## WORK TO BE COMPLETED
Check each line of the entries below for the word "document", and copy the lines that have it.

## DATA EXTRACT
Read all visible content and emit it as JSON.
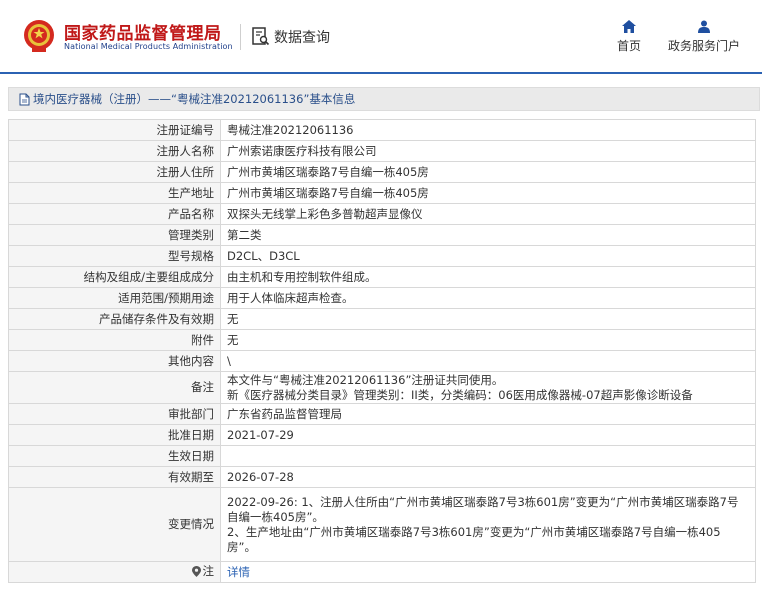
{
  "header": {
    "brand_cn": "国家药品监督管理局",
    "brand_en": "National Medical Products Administration",
    "query_label": "数据查询",
    "nav_home": "首页",
    "nav_portal": "政务服务门户"
  },
  "title_bar": {
    "text": "境内医疗器械（注册）——“粤械注准20212061136”基本信息"
  },
  "rows": [
    {
      "label": "注册证编号",
      "value": "粤械注准20212061136"
    },
    {
      "label": "注册人名称",
      "value": "广州索诺康医疗科技有限公司"
    },
    {
      "label": "注册人住所",
      "value": "广州市黄埔区瑞泰路7号自编一栋405房"
    },
    {
      "label": "生产地址",
      "value": "广州市黄埔区瑞泰路7号自编一栋405房"
    },
    {
      "label": "产品名称",
      "value": "双探头无线掌上彩色多普勒超声显像仪"
    },
    {
      "label": "管理类别",
      "value": "第二类"
    },
    {
      "label": "型号规格",
      "value": "D2CL、D3CL"
    },
    {
      "label": "结构及组成/主要组成成分",
      "value": "由主机和专用控制软件组成。"
    },
    {
      "label": "适用范围/预期用途",
      "value": "用于人体临床超声检查。"
    },
    {
      "label": "产品储存条件及有效期",
      "value": "无"
    },
    {
      "label": "附件",
      "value": "无"
    },
    {
      "label": "其他内容",
      "value": "\\"
    },
    {
      "label": "备注",
      "line1": "本文件与“粤械注准20212061136”注册证共同使用。",
      "line2": "新《医疗器械分类目录》管理类别：II类，分类编码：06医用成像器械-07超声影像诊断设备"
    },
    {
      "label": "审批部门",
      "value": "广东省药品监督管理局"
    },
    {
      "label": "批准日期",
      "value": "2021-07-29"
    },
    {
      "label": "生效日期",
      "value": ""
    },
    {
      "label": "有效期至",
      "value": "2026-07-28"
    },
    {
      "label": "变更情况",
      "line1": "2022-09-26: 1、注册人住所由“广州市黄埔区瑞泰路7号3栋601房”变更为“广州市黄埔区瑞泰路7号自编一栋405房”。",
      "line2": "2、生产地址由“广州市黄埔区瑞泰路7号3栋601房”变更为“广州市黄埔区瑞泰路7号自编一栋405房”。"
    },
    {
      "label": "注",
      "value": "详情"
    }
  ],
  "colors": {
    "brand_red": "#c01818",
    "brand_blue": "#2b62b3",
    "link_blue": "#2b62b3"
  },
  "icons": {
    "emblem": "national-emblem-icon",
    "query": "document-search-icon",
    "home": "home-icon",
    "portal": "user-icon",
    "title": "document-icon",
    "location": "location-pin-icon"
  }
}
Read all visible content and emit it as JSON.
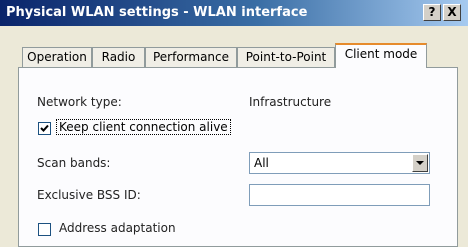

## RESULT
    "query": "document-search-icon",
    "title": "document-icon",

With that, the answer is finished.